Aerospace giant Boeing has been sued by Colorado-based Wilson Aerospace over alleged theft of intellectual property (IP) related to NASA's Artemis rocket mission.
In the lawsuit, the small family-run tools company claimed that Boeing has stolen its IP related to multiple devices over the last two decades.
The company alleged that Boeing built "counterfeit" variations of Wilson's tools for NASA projects including the International Space Station (ISS) and its NASA's Space Launch Systems rocket.
It stated that the tools that Boeing passed on as its own to NASA were behind the leaks on ISS and hydrogen leaks during repeated attempts to fuel and launch SLS rocket for its Artemis 1 mission. These endangered lives of astronauts.

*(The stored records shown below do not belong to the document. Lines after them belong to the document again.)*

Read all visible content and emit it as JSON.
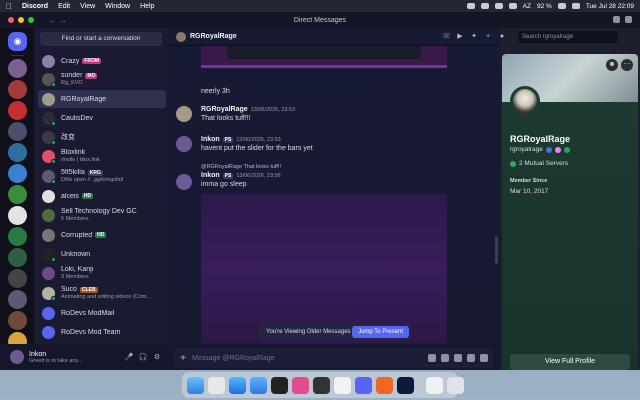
{
  "menubar": {
    "app": "Discord",
    "menus": [
      "Edit",
      "View",
      "Window",
      "Help"
    ],
    "battery": "92 %",
    "input_source": "AZ",
    "datetime": "Tue Jul 28  22:09"
  },
  "window": {
    "title": "Direct Messages"
  },
  "sidebar": {
    "search_button": "Find or start a conversation",
    "dms": [
      {
        "name": "Crazy",
        "tag": "FROM",
        "sub": ""
      },
      {
        "name": "sunder",
        "tag": "MO",
        "sub": "Rg_EVO"
      },
      {
        "name": "RGRoyalRage",
        "tag": "",
        "sub": ""
      },
      {
        "name": "CaulisDev",
        "tag": "",
        "sub": ""
      },
      {
        "name": "改变",
        "tag": "",
        "sub": ""
      },
      {
        "name": "Bloxlink",
        "tag": "",
        "sub": "/invite | blox.link"
      },
      {
        "name": "5ft5killa",
        "tag": "KRG",
        "sub": "DMs open // .gg/kriegsfall"
      },
      {
        "name": "alceis",
        "tag": "HD",
        "sub": ""
      },
      {
        "name": "Sell Technology Dev GC",
        "tag": "",
        "sub": "5 Members"
      },
      {
        "name": "Corrupted",
        "tag": "HD",
        "sub": ""
      },
      {
        "name": "Unknown",
        "tag": "",
        "sub": ""
      },
      {
        "name": "Loki, Kanji",
        "tag": "",
        "sub": "3 Members"
      },
      {
        "name": "Suco",
        "tag": "CLEB",
        "sub": "Animating and editing videos (Com..."
      },
      {
        "name": "RoDevs ModMail",
        "tag": "",
        "sub": ""
      },
      {
        "name": "RoDevs Mod Team",
        "tag": "",
        "sub": ""
      }
    ]
  },
  "user_panel": {
    "name": "Inkon",
    "status": "Greed is to take any..."
  },
  "chat": {
    "header_name": "RGRoyalRage",
    "messages": [
      {
        "author": "",
        "time": "",
        "text": "neerly 3h"
      },
      {
        "author": "RGRoyalRage",
        "time": "13/06/2026, 23:53",
        "text": "That looks tuff!!!"
      },
      {
        "author": "Inkon",
        "tag": "PS",
        "time": "13/06/2026, 23:53",
        "text": "havent put the slider for the bars yet"
      },
      {
        "author": "Inkon",
        "tag": "PS",
        "time": "13/06/2026, 23:56",
        "text": "imma go sleep",
        "reply": "@RGRoyalRage That looks tuff!!"
      }
    ],
    "older_notice": "You're Viewing Older Messages",
    "jump_button": "Jump To Present",
    "composer_placeholder": "Message @RGRoyalRage",
    "search_placeholder": "Search rgroyalrage"
  },
  "profile": {
    "display_name": "RGRoyalRage",
    "username": "rgroyalrage",
    "mutual": "2 Mutual Servers",
    "member_since_label": "Member Since",
    "member_since": "Mar 10, 2017",
    "view_full": "View Full Profile"
  },
  "colors": {
    "blurple": "#5865f2",
    "online": "#23a55a",
    "profile_bg": "#1e3b32"
  }
}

"Boeing has not only stolen our intellectual property and damaged our company's reputation but has used the technology incorrectly and at the expense of astronauts' safety, which is beyond despicable," said David Wilson, Jr., Wilson Aerospace president and founder, in a press statement.
Wilson's "lawsuit is rife with inaccuracies and omissions", a Boeing spokesperson was quoted as saying in a statement to CNBC.

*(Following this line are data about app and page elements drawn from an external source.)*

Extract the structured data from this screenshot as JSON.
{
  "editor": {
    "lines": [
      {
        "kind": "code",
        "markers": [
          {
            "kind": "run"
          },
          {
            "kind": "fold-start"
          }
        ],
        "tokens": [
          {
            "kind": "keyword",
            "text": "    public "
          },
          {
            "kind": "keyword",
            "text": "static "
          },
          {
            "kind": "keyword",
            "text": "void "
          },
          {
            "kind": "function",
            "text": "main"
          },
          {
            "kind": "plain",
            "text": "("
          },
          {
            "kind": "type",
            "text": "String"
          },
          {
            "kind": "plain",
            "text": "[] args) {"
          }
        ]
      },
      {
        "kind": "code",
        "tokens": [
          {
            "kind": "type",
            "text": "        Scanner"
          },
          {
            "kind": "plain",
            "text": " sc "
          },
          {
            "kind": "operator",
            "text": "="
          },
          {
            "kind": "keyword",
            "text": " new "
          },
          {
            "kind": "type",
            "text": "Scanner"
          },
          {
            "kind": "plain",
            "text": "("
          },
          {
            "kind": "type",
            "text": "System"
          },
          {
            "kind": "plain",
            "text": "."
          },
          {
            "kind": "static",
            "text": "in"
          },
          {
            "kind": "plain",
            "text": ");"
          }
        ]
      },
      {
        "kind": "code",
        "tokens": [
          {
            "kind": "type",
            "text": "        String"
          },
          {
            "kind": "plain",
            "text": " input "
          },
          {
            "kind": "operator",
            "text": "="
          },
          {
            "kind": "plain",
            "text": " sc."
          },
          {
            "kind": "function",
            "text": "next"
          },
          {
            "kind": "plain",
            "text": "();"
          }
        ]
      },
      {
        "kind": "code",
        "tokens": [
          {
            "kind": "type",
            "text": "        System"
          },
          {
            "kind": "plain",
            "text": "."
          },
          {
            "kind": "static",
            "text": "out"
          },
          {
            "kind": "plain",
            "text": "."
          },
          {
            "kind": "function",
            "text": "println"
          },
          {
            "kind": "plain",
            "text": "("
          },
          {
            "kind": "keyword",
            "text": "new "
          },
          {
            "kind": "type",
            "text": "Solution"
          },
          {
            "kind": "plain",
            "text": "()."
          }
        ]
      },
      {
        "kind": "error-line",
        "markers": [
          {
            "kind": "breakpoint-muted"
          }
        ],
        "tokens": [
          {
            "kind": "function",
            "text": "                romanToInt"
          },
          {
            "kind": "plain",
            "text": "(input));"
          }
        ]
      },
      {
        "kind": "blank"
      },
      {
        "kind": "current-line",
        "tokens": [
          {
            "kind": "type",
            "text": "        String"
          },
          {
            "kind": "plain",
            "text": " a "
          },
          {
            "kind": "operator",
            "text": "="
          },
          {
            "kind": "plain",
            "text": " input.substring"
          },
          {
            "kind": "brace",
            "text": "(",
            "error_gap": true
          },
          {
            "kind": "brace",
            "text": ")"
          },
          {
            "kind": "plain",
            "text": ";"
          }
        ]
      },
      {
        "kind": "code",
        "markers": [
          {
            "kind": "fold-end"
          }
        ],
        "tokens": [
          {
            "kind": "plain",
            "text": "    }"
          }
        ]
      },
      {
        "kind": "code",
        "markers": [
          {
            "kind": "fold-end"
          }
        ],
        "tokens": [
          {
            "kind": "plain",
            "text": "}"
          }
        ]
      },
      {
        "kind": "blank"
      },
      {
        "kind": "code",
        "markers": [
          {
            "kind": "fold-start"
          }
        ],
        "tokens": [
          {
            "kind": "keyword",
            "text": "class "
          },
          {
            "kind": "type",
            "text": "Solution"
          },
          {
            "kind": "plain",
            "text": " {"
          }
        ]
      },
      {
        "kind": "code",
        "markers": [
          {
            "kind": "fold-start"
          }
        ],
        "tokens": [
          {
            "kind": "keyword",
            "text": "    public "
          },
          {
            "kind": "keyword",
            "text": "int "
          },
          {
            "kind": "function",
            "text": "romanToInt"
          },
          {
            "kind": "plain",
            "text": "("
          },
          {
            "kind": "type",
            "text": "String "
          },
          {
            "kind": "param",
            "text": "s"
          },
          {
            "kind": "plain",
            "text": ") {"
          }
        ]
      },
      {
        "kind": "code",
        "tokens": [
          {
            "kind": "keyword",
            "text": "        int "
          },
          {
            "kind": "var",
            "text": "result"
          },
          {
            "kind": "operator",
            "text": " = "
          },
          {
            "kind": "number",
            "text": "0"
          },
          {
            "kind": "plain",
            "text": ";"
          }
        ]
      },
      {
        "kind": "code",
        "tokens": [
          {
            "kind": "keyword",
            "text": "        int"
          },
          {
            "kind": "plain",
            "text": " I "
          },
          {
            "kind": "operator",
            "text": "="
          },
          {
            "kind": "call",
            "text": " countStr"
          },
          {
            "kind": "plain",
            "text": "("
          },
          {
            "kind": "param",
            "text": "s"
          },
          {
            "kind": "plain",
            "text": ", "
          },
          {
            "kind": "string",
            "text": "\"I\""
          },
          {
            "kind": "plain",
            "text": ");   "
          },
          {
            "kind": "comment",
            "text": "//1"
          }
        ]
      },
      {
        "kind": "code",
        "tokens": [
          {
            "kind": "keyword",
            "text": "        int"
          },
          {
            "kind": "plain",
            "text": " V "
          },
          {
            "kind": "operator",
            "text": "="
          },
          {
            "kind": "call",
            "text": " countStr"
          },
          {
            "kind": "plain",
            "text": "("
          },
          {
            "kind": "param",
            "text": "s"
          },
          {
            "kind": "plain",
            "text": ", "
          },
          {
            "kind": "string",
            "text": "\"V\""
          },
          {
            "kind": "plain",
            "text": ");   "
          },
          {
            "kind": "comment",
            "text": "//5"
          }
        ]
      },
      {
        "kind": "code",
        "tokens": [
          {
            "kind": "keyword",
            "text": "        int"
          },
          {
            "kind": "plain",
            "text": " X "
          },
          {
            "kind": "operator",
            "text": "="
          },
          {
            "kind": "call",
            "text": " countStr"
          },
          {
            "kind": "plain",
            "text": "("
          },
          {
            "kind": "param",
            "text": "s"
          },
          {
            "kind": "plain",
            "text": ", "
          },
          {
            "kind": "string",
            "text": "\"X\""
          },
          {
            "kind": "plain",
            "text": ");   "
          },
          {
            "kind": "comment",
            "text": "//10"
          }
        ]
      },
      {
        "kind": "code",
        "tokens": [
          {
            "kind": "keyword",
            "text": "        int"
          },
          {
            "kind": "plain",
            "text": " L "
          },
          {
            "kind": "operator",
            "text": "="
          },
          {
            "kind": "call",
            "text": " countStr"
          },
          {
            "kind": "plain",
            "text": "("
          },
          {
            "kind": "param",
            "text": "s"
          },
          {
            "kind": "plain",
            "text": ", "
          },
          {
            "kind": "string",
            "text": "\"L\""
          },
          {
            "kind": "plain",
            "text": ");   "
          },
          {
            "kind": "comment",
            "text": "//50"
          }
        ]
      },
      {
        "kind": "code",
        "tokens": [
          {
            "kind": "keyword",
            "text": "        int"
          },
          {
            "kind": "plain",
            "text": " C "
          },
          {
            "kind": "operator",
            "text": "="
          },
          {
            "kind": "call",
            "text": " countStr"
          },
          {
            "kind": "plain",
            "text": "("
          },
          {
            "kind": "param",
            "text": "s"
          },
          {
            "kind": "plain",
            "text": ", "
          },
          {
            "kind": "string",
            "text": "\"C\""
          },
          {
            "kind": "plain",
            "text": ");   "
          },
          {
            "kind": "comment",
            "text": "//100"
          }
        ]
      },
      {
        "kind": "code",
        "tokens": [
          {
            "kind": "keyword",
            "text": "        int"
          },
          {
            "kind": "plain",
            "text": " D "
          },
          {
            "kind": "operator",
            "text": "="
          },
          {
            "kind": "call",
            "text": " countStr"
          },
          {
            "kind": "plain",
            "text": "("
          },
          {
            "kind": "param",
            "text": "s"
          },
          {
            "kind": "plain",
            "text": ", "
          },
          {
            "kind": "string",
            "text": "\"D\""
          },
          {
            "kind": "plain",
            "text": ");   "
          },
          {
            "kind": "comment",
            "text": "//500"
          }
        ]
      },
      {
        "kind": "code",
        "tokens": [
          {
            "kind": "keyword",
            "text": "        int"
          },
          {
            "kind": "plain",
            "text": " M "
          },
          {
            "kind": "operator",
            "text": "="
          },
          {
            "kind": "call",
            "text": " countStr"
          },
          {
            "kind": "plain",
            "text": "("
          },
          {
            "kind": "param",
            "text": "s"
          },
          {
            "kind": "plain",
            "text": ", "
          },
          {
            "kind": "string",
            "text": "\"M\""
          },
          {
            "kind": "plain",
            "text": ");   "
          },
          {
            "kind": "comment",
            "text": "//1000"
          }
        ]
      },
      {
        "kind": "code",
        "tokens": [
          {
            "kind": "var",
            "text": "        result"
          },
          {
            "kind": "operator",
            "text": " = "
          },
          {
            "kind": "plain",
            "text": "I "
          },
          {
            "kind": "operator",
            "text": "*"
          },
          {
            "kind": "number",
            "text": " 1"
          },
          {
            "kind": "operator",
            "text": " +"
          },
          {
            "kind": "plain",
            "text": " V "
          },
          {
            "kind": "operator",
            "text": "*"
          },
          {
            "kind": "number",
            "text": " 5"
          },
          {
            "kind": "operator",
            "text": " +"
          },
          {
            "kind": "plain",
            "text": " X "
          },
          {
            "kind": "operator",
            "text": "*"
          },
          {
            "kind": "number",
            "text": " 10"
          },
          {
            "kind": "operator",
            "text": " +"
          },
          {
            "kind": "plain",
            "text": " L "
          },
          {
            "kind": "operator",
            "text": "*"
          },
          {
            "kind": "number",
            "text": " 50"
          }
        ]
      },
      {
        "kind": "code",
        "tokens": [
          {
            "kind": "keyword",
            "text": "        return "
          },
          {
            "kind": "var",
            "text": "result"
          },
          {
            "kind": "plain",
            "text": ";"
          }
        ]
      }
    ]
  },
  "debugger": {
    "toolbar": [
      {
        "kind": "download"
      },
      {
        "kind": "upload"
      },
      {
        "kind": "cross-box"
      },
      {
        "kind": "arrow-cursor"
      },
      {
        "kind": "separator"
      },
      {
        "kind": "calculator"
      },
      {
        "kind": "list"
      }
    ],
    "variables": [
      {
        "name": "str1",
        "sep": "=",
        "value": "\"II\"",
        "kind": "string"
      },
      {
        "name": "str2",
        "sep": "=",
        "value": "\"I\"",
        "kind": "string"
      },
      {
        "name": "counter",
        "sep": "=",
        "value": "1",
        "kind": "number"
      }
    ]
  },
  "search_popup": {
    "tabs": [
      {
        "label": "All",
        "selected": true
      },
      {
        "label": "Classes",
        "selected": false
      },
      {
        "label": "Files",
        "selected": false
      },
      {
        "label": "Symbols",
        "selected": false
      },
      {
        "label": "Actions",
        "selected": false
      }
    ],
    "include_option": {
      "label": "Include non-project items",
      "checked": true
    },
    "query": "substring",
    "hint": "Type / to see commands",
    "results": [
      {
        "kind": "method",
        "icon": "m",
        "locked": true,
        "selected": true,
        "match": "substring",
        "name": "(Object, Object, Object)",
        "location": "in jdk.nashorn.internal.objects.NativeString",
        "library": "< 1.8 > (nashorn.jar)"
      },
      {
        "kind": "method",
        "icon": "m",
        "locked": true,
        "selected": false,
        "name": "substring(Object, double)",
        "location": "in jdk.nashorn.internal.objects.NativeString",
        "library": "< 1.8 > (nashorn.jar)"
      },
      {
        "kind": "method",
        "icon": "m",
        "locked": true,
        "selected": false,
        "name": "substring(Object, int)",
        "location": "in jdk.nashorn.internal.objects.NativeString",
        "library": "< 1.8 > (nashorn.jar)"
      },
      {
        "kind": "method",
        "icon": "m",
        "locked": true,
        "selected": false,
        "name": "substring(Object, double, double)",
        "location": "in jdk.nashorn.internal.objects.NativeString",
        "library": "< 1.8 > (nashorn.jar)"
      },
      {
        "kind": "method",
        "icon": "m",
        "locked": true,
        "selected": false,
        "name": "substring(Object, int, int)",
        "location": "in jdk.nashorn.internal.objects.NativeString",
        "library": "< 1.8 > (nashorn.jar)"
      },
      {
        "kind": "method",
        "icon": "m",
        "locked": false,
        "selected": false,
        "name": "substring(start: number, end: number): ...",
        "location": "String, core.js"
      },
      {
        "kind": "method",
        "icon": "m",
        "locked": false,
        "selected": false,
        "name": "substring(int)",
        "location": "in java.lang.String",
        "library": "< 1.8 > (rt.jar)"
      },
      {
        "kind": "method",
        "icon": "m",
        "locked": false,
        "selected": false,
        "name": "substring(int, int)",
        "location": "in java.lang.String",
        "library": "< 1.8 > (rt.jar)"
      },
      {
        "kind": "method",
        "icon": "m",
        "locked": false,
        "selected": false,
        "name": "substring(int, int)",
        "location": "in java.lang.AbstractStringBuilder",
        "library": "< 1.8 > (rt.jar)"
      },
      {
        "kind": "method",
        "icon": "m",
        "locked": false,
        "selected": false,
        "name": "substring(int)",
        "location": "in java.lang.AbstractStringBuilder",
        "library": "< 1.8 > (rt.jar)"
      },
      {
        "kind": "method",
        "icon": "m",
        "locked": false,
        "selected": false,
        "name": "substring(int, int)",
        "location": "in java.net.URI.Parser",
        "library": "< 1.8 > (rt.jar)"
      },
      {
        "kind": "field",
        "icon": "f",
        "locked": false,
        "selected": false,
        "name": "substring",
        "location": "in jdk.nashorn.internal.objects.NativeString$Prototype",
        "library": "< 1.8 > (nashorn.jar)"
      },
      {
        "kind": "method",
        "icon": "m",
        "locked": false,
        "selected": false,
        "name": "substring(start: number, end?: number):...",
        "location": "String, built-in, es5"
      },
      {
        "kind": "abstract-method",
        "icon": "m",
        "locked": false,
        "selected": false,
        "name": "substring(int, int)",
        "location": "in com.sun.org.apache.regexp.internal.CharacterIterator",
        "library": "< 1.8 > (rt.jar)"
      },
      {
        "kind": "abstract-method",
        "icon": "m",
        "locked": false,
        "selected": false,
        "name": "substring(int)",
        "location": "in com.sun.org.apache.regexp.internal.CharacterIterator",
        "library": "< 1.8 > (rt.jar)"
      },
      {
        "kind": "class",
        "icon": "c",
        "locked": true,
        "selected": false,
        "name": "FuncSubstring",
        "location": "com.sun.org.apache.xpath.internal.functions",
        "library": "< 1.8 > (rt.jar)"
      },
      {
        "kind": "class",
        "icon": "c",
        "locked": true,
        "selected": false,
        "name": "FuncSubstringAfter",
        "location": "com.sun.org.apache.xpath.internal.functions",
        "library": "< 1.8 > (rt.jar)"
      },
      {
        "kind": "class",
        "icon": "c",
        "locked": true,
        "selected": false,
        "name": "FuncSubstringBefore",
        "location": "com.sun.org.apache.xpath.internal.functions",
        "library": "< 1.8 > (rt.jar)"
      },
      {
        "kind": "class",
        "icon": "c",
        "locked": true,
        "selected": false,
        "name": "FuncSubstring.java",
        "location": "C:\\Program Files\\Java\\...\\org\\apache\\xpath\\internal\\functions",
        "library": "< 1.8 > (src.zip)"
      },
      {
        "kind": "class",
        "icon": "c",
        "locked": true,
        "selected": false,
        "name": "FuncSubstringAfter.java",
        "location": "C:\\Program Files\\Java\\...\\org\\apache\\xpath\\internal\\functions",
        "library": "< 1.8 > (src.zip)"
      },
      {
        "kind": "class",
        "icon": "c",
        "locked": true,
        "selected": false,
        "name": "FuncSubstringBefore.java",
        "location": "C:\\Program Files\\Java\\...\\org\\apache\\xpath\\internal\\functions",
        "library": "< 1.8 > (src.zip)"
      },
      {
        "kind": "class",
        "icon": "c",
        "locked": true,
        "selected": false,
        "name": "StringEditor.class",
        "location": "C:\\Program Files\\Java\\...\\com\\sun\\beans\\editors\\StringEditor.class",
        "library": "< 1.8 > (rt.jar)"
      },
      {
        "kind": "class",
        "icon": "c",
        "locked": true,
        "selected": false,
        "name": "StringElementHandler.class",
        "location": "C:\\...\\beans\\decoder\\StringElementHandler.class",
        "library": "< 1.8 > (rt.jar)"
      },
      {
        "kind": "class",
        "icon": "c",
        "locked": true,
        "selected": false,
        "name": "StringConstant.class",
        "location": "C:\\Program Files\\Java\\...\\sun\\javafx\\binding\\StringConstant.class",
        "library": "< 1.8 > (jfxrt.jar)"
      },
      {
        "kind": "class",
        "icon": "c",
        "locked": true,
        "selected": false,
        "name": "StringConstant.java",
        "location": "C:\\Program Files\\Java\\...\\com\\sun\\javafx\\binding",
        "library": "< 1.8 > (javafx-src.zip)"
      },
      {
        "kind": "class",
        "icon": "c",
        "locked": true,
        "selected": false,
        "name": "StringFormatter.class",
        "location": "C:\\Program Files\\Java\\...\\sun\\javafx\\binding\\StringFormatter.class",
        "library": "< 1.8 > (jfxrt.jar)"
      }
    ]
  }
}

According to Wilson's lawyer Pete Flowers, the theft of tools helped Boeing's win billions in contract awards and fees from the government, while the company faced a loss of "hundreds of millions of dollars".
The company brought 10 claims against Boeing, including claims of copyright infringement, misappropriation and theft of trade secrets, and fraud, the report said.

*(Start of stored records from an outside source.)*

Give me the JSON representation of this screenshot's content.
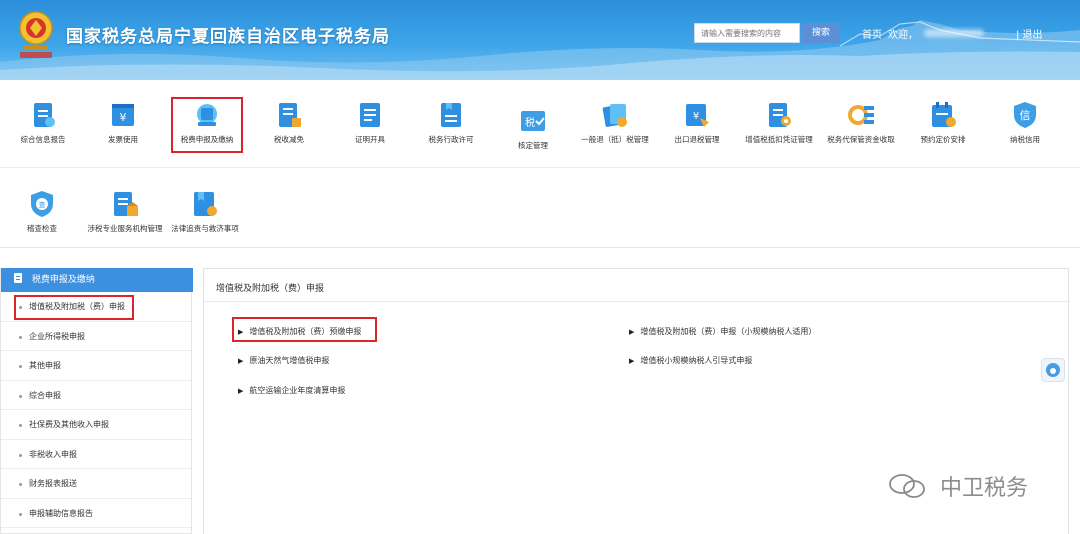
{
  "header": {
    "title": "国家税务总局宁夏回族自治区电子税务局",
    "search_placeholder": "请输入需要搜索的内容",
    "search_label": "搜索",
    "home_label": "首页",
    "welcome_label": "欢迎，",
    "logout_label": "| 退出"
  },
  "icons_row1": [
    {
      "label": "综合信息报告",
      "icon": "report-icon"
    },
    {
      "label": "发票使用",
      "icon": "invoice-icon"
    },
    {
      "label": "税费申报及缴纳",
      "icon": "tax-declare-icon"
    },
    {
      "label": "税收减免",
      "icon": "tax-reduction-icon"
    },
    {
      "label": "证明开具",
      "icon": "certificate-icon"
    },
    {
      "label": "税务行政许可",
      "icon": "permit-icon"
    },
    {
      "label": "核定管理",
      "icon": "verify-icon"
    },
    {
      "label": "一般退（抵）税管理",
      "icon": "refund-icon"
    },
    {
      "label": "出口退税管理",
      "icon": "export-refund-icon"
    },
    {
      "label": "增值税抵扣凭证管理",
      "icon": "vat-voucher-icon"
    },
    {
      "label": "税务代保管资金收取",
      "icon": "custody-fund-icon"
    },
    {
      "label": "预约定价安排",
      "icon": "pricing-icon"
    },
    {
      "label": "纳税信用",
      "icon": "credit-icon"
    }
  ],
  "icons_row2": [
    {
      "label": "稽查检查",
      "icon": "inspection-icon"
    },
    {
      "label": "涉税专业服务机构管理",
      "icon": "agency-icon"
    },
    {
      "label": "法律追责与救济事项",
      "icon": "legal-icon"
    }
  ],
  "icon_glyphs": {
    "tax": "税",
    "credit": "信",
    "inspect": "查",
    "yen": "¥"
  },
  "sidebar": {
    "header": "税费申报及缴纳",
    "items": [
      "增值税及附加税（费）申报",
      "企业所得税申报",
      "其他申报",
      "综合申报",
      "社保费及其他收入申报",
      "非税收入申报",
      "财务报表报送",
      "申报辅助信息报告"
    ]
  },
  "content": {
    "title": "增值税及附加税（费）申报",
    "links_left": [
      "增值税及附加税（费）预缴申报",
      "原油天然气增值税申报",
      "航空运输企业年度清算申报"
    ],
    "links_right": [
      "增值税及附加税（费）申报（小规模纳税人适用）",
      "增值税小规模纳税人引导式申报"
    ]
  },
  "watermark": "中卫税务",
  "colors": {
    "accent": "#3d8fe0",
    "highlight": "#d9262c",
    "icon_blue": "#2f8fe0"
  }
}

Wilson said it believes the theft is "a broader pattern of criminal behaviour by Boeing". The company pointed to prior litigation such as theft of Lockheed Martin trade secrets in 2006.
"We fully believe that there are other companies, probably small American-owned companies, that have been affected by this same activity inside Boeing," Wilson lawyer Flowers told CNBC.
"We will vigorously defend against this in court," Boeing said.
(Only the headline and picture of this report may have been reworked by the Business Standard staff; the rest of the content is auto-generated from a syndicated feed.)